_TO DO_:
Please reproduce the data below exactly, from the first line to the last.
......
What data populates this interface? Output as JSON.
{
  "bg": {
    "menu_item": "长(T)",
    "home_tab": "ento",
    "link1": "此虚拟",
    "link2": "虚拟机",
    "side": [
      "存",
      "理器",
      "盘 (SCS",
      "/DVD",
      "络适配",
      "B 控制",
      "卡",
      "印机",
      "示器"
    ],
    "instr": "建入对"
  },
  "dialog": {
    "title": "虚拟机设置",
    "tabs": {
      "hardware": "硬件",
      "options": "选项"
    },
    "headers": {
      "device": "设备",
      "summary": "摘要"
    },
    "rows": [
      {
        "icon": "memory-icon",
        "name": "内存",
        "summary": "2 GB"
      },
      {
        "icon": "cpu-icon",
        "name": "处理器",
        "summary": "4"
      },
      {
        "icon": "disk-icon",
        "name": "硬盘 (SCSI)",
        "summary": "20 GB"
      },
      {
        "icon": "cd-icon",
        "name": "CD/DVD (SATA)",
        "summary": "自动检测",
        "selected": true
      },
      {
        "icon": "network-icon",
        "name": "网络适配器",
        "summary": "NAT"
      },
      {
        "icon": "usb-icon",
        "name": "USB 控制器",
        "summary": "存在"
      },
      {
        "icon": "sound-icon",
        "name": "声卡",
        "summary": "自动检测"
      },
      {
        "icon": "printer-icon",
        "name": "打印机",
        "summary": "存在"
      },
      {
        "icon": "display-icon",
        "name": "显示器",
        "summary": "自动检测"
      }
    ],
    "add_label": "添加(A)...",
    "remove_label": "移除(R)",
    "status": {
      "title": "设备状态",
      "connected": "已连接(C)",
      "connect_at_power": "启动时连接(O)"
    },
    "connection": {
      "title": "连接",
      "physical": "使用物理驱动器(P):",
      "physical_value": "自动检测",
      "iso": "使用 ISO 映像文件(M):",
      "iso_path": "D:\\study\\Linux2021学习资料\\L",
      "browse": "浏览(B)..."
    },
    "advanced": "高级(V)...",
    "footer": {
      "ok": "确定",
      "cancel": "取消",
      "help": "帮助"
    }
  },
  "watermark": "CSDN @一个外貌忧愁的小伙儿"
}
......
_ANSWER BOX_:
What data populates this interface? Output as JSON.
{
  "bg": {
    "menu_item": "长(T)",
    "home_tab": "ento",
    "link1": "此虚拟",
    "link2": "虚拟机",
    "side": [
      "存",
      "理器",
      "盘 (SCS",
      "/DVD",
      "络适配",
      "B 控制",
      "卡",
      "印机",
      "示器"
    ],
    "instr": "建入对"
  },
  "dialog": {
    "title": "虚拟机设置",
    "tabs": {
      "hardware": "硬件",
      "options": "选项"
    },
    "headers": {
      "device": "设备",
      "summary": "摘要"
    },
    "rows": [
      {
        "icon": "memory-icon",
        "name": "内存",
        "summary": "2 GB"
      },
      {
        "icon": "cpu-icon",
        "name": "处理器",
        "summary": "4"
      },
      {
        "icon": "disk-icon",
        "name": "硬盘 (SCSI)",
        "summary": "20 GB"
      },
      {
        "icon": "cd-icon",
        "name": "CD/DVD (SATA)",
        "summary": "自动检测",
        "selected": true
      },
      {
        "icon": "network-icon",
        "name": "网络适配器",
        "summary": "NAT"
      },
      {
        "icon": "usb-icon",
        "name": "USB 控制器",
        "summary": "存在"
      },
      {
        "icon": "sound-icon",
        "name": "声卡",
        "summary": "自动检测"
      },
      {
        "icon": "printer-icon",
        "name": "打印机",
        "summary": "存在"
      },
      {
        "icon": "display-icon",
        "name": "显示器",
        "summary": "自动检测"
      }
    ],
    "add_label": "添加(A)...",
    "remove_label": "移除(R)",
    "status": {
      "title": "设备状态",
      "connected": "已连接(C)",
      "connect_at_power": "启动时连接(O)"
    },
    "connection": {
      "title": "连接",
      "physical": "使用物理驱动器(P):",
      "physical_value": "自动检测",
      "iso": "使用 ISO 映像文件(M):",
      "iso_path": "D:\\study\\Linux2021学习资料\\L",
      "browse": "浏览(B)..."
    },
    "advanced": "高级(V)...",
    "footer": {
      "ok": "确定",
      "cancel": "取消",
      "help": "帮助"
    }
  },
  "watermark": "CSDN @一个外貌忧愁的小伙儿"
}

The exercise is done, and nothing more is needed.